## RECORDS SUPPLIED

[Start of section]

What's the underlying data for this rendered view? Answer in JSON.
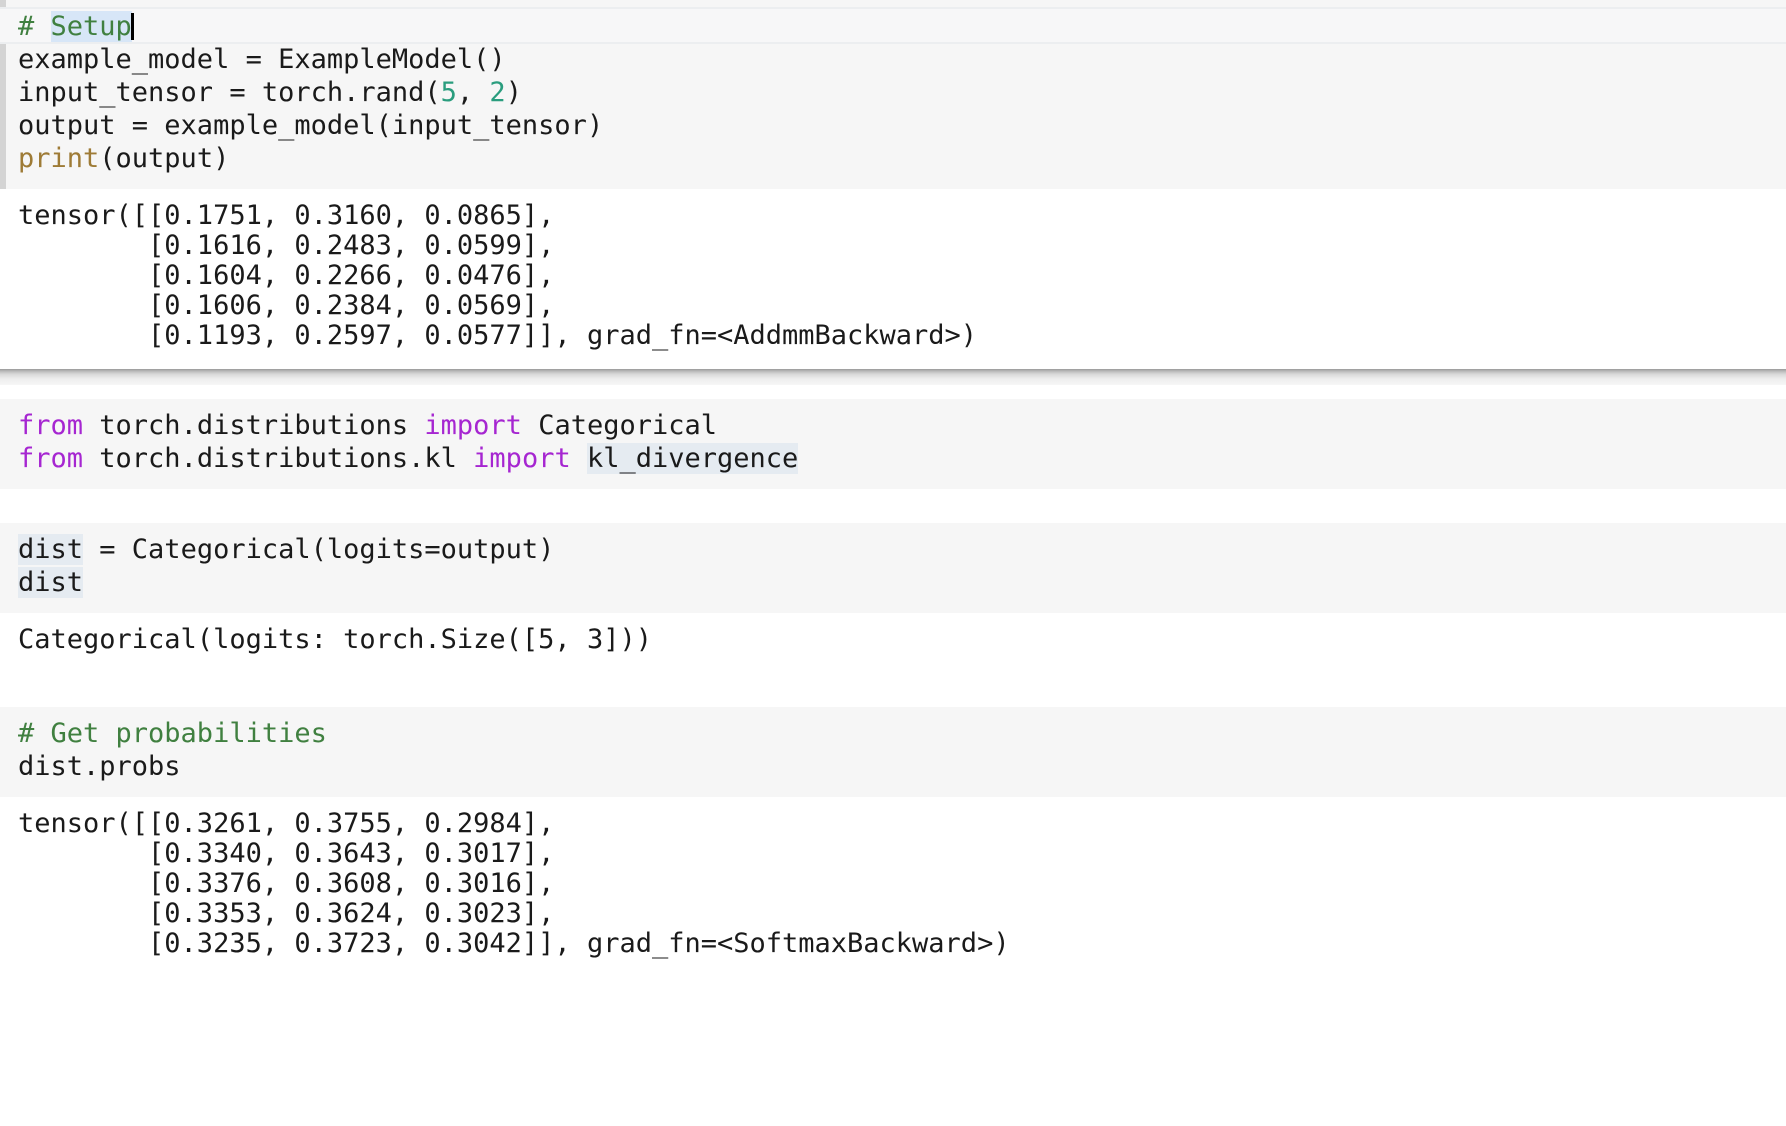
{
  "app": {
    "kind": "jupyter-notebook",
    "colors": {
      "code_background": "#f6f6f6",
      "output_background": "#ffffff",
      "cell_bar": "#d4d4d4",
      "comment": "#408040",
      "keyword": "#a626d1",
      "builtin": "#9e7b36",
      "number": "#2a9d7e",
      "selection": "#d7e6f7",
      "variable_highlight": "#e5ebf1",
      "caret": "#000000"
    }
  },
  "cells": [
    {
      "id": "cell-1",
      "type": "code",
      "focused": true,
      "code_lines": [
        {
          "id": "c1l1",
          "active": true,
          "tokens": [
            {
              "t": "# ",
              "k": "comment"
            },
            {
              "t": "Setup",
              "k": "comment",
              "sel": true
            },
            {
              "caret": true
            }
          ]
        },
        {
          "id": "c1l2",
          "active": false,
          "tokens": [
            {
              "t": "example_model = ExampleModel()",
              "k": "plain"
            }
          ]
        },
        {
          "id": "c1l3",
          "active": false,
          "tokens": [
            {
              "t": "input_tensor = torch.rand(",
              "k": "plain"
            },
            {
              "t": "5",
              "k": "num"
            },
            {
              "t": ", ",
              "k": "plain"
            },
            {
              "t": "2",
              "k": "num"
            },
            {
              "t": ")",
              "k": "plain"
            }
          ]
        },
        {
          "id": "c1l4",
          "active": false,
          "tokens": [
            {
              "t": "output = example_model(input_tensor)",
              "k": "plain"
            }
          ]
        },
        {
          "id": "c1l5",
          "active": false,
          "tokens": [
            {
              "t": "print",
              "k": "builtin"
            },
            {
              "t": "(output)",
              "k": "plain"
            }
          ]
        }
      ],
      "output_lines": [
        "tensor([[0.1751, 0.3160, 0.0865],",
        "        [0.1616, 0.2483, 0.0599],",
        "        [0.1604, 0.2266, 0.0476],",
        "        [0.1606, 0.2384, 0.0569],",
        "        [0.1193, 0.2597, 0.0577]], grad_fn=<AddmmBackward>)"
      ]
    },
    {
      "id": "cell-2",
      "type": "code",
      "focused": false,
      "code_lines": [
        {
          "id": "c2l1",
          "active": false,
          "tokens": [
            {
              "t": "from",
              "k": "kw"
            },
            {
              "t": " torch.distributions ",
              "k": "plain"
            },
            {
              "t": "import",
              "k": "kw"
            },
            {
              "t": " Categorical",
              "k": "plain"
            }
          ]
        },
        {
          "id": "c2l2",
          "active": false,
          "tokens": [
            {
              "t": "from",
              "k": "kw"
            },
            {
              "t": " torch.distributions.kl ",
              "k": "plain"
            },
            {
              "t": "import",
              "k": "kw"
            },
            {
              "t": " ",
              "k": "plain"
            },
            {
              "t": "kl_divergence",
              "k": "plain",
              "vhl": true
            }
          ]
        }
      ],
      "output_lines": []
    },
    {
      "id": "cell-3",
      "type": "code",
      "focused": false,
      "code_lines": [
        {
          "id": "c3l1",
          "active": false,
          "tokens": [
            {
              "t": "dist",
              "k": "plain",
              "vhl": true
            },
            {
              "t": " = Categorical(logits=output)",
              "k": "plain"
            }
          ]
        },
        {
          "id": "c3l2",
          "active": false,
          "tokens": [
            {
              "t": "dist",
              "k": "plain",
              "vhl": true
            }
          ]
        }
      ],
      "output_lines": [
        "Categorical(logits: torch.Size([5, 3]))"
      ]
    },
    {
      "id": "cell-4",
      "type": "code",
      "focused": false,
      "code_lines": [
        {
          "id": "c4l1",
          "active": false,
          "tokens": [
            {
              "t": "# Get probabilities",
              "k": "comment"
            }
          ]
        },
        {
          "id": "c4l2",
          "active": false,
          "tokens": [
            {
              "t": "dist.probs",
              "k": "plain"
            }
          ]
        }
      ],
      "output_lines": [
        "tensor([[0.3261, 0.3755, 0.2984],",
        "        [0.3340, 0.3643, 0.3017],",
        "        [0.3376, 0.3608, 0.3016],",
        "        [0.3353, 0.3624, 0.3023],",
        "        [0.3235, 0.3723, 0.3042]], grad_fn=<SoftmaxBackward>)"
      ]
    }
  ]
}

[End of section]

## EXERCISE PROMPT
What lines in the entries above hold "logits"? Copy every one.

## TASK ANSWER
              "t": " = Categorical(logits=output)",
        "Categorical(logits: torch.Size([5, 3]))"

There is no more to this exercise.